by Hannah Frank
Some sites offer the kitchen sink while others are like an intriguing first date. Here are some categories to help your online game. Organize your site by deciding your purpose: sales, familiarity with your brand (soft sell), presentation of data, email capture (ongoing communication) or "internet tourism".
1. Sell, Sell Sell: The homepage features an immediate "call to action" and display of merch. The goal is clear: the site "first impression" is designed for clicking and buying. This isn't necessarily bad: if fans will come to the site to find out how to buy a product, this is a declaration that the website is a trusted POS (point of sale).
2. Pleased to Meet Me: Many website designs are focused on blogging, but that doesn't mean you need to invent yourself as something more interesting than you are. This type of site is a labor-intensive collection of videos, blog entries, essays, poems, artwork, pictures of cats, etc. It's time intensive for the artist (most sites in this style are built directly by the artist) and not focused on sales.
While this type of presentation can be magical in giving a quick feel to the artist's creative process and inner workings of their mind, it also requires serious fans willing to browse it at length.
It creates a personal connection with the artist, yet the conversational tone can be unfiltered (TMI) and familiarity can breed contempt and boredom. For some artists that operate in a niche or are truly working in an advanced multimedia style requiring explanation, the shoe may fit. However, for the most part, get your head out of your ass already.
3. Search & You Will Find: Organized information about artists, projects, releases and/or services. The goal of this site style is to give brand credibility and build a legacy. It tells readers "this information is important." It is extensive, but feels respectful. This type of site is high on easy to find information and low on drivel. It will likely have crisp bios and professional photos. Be careful of being too slick...make sure the deep content is as good as the surface.
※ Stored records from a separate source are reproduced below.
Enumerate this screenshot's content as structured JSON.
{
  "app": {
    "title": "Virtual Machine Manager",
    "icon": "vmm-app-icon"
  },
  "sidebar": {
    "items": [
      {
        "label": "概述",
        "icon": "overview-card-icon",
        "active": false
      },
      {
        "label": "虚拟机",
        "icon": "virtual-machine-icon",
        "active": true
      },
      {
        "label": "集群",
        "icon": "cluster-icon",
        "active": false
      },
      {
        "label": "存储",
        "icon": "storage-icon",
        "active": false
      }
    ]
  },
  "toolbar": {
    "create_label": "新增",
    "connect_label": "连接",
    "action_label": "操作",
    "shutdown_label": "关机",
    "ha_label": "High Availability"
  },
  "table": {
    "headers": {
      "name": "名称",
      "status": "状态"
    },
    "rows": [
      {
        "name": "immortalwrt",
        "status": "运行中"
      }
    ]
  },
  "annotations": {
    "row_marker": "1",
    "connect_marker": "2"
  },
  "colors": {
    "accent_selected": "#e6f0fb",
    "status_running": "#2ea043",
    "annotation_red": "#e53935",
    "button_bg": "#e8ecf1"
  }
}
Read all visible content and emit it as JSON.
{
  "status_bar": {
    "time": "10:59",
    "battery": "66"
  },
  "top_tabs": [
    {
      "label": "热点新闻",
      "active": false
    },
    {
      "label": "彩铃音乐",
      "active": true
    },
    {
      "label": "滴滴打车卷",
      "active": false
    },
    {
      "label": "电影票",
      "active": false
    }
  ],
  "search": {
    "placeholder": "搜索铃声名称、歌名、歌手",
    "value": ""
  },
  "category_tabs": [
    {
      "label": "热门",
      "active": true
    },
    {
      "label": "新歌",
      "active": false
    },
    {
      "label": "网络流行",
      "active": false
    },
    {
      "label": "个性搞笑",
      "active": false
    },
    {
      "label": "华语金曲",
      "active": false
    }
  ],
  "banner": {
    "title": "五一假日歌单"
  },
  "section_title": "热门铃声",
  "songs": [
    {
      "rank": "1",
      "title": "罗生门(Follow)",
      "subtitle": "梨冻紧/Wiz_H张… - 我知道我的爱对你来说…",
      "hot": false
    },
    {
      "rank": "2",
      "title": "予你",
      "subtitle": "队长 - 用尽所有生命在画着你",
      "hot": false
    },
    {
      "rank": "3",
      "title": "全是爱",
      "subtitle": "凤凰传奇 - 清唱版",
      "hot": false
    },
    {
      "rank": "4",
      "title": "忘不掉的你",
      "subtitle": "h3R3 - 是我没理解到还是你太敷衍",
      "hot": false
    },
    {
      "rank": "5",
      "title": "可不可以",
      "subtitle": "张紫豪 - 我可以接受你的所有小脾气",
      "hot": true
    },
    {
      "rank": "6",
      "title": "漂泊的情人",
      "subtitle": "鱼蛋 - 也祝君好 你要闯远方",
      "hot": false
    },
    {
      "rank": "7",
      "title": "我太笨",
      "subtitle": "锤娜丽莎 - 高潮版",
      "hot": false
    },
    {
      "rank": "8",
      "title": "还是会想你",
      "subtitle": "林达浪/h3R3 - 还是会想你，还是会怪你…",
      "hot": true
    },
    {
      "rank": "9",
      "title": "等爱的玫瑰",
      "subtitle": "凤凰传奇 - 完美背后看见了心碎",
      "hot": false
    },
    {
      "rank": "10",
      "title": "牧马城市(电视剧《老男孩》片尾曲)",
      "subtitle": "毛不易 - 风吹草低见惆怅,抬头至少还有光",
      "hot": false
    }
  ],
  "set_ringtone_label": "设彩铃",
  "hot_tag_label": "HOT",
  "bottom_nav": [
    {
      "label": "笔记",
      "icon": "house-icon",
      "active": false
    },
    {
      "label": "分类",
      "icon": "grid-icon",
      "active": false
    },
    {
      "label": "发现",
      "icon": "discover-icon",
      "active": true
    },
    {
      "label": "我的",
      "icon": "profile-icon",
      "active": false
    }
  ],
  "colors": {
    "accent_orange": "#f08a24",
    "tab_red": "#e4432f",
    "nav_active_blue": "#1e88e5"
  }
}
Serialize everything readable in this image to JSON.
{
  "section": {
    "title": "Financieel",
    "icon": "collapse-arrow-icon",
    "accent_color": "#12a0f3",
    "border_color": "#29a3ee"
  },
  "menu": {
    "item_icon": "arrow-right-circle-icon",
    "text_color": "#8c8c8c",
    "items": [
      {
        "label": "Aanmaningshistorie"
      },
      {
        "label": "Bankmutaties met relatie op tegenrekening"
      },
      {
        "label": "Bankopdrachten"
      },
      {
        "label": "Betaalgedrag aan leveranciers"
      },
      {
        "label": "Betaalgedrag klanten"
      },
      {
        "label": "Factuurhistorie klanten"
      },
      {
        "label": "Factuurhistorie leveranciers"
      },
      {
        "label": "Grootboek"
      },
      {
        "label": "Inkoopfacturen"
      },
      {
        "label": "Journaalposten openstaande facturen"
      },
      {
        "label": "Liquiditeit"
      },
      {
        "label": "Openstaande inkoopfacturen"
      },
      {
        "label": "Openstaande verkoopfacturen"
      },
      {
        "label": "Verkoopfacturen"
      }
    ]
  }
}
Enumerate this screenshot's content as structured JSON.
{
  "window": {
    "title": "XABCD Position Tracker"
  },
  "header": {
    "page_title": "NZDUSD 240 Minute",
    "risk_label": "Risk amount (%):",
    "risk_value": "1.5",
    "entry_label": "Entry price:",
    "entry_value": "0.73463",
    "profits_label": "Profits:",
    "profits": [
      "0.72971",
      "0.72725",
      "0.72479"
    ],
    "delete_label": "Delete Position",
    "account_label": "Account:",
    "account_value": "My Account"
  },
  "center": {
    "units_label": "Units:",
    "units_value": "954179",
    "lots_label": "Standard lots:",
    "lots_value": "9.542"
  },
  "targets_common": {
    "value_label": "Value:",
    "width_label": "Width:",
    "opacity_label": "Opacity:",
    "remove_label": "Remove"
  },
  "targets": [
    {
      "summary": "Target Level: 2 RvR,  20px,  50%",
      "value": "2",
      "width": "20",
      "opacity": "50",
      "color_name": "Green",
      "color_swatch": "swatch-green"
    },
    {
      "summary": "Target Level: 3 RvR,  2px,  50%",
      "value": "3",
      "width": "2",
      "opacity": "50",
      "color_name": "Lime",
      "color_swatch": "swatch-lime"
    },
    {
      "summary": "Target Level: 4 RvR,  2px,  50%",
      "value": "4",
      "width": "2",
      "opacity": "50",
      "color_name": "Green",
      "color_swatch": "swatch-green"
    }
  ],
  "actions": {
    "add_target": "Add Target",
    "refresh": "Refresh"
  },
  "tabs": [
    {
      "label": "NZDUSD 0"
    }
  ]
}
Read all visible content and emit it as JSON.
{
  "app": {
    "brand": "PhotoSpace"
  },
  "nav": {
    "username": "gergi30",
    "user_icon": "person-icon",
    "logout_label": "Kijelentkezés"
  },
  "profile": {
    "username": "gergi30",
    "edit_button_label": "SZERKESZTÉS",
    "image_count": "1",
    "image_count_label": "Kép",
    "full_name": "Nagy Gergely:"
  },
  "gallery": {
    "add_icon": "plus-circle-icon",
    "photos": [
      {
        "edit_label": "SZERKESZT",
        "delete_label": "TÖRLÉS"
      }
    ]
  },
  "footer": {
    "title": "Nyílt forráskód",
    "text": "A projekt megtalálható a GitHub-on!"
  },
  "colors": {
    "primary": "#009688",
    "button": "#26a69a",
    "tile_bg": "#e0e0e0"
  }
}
4. The Overwhelming First Date: we just met, but can we have your email address to take this further? Sites with a lot of content often want to share it, but can invest more time in learning about the viewer. If your site has a lot of content to share that's great. But consider ways to learn about the readers, or make different areas of the site for window shoppers, customers, public and/or industry partners so that all viewers are not funneled down the same chute.
5. Bits and Pieces: This type of site is a destination, you can almost feel a breath of fresh air as the browser opens. It includes integration with social media, image-based blog entries (look at the pretty colors), and plenty of subtle calls to action. There's no single call to action, and the website style encourages browsing. While this style is great for not hitting viewers over the head, make sure it's "sticky" enough to give them a reason to return, share and buy. If branding is the goal, and only goal, then show the bits.
6. The website for offline...seems counter intuitive, but consider if your website or online presence is actually meant to drive action off line. Examples are readers attending an event, physically walking into a brick and mortar store, or another offline activity. Hard to believe, but there is life beyond the screen. Take this to heart and make sure the online world you create isn't more interesting than real life.
Hope this helps as you build a new website or tweak an existing site for maximum leverage.
As the Internet, especially with the combo of social media and smart phones, makes it possible to capture and share just about any content designers desire...make sure it's what your readers desire also.
The magic of the Internet allows us to view this video in regards to #1. Coffee is for closers, but will hard sells cause the reader to close the browser? That is the question.
Reach Hannah at firstname.lastname@example.org
or Twitter @HannahFrankGrp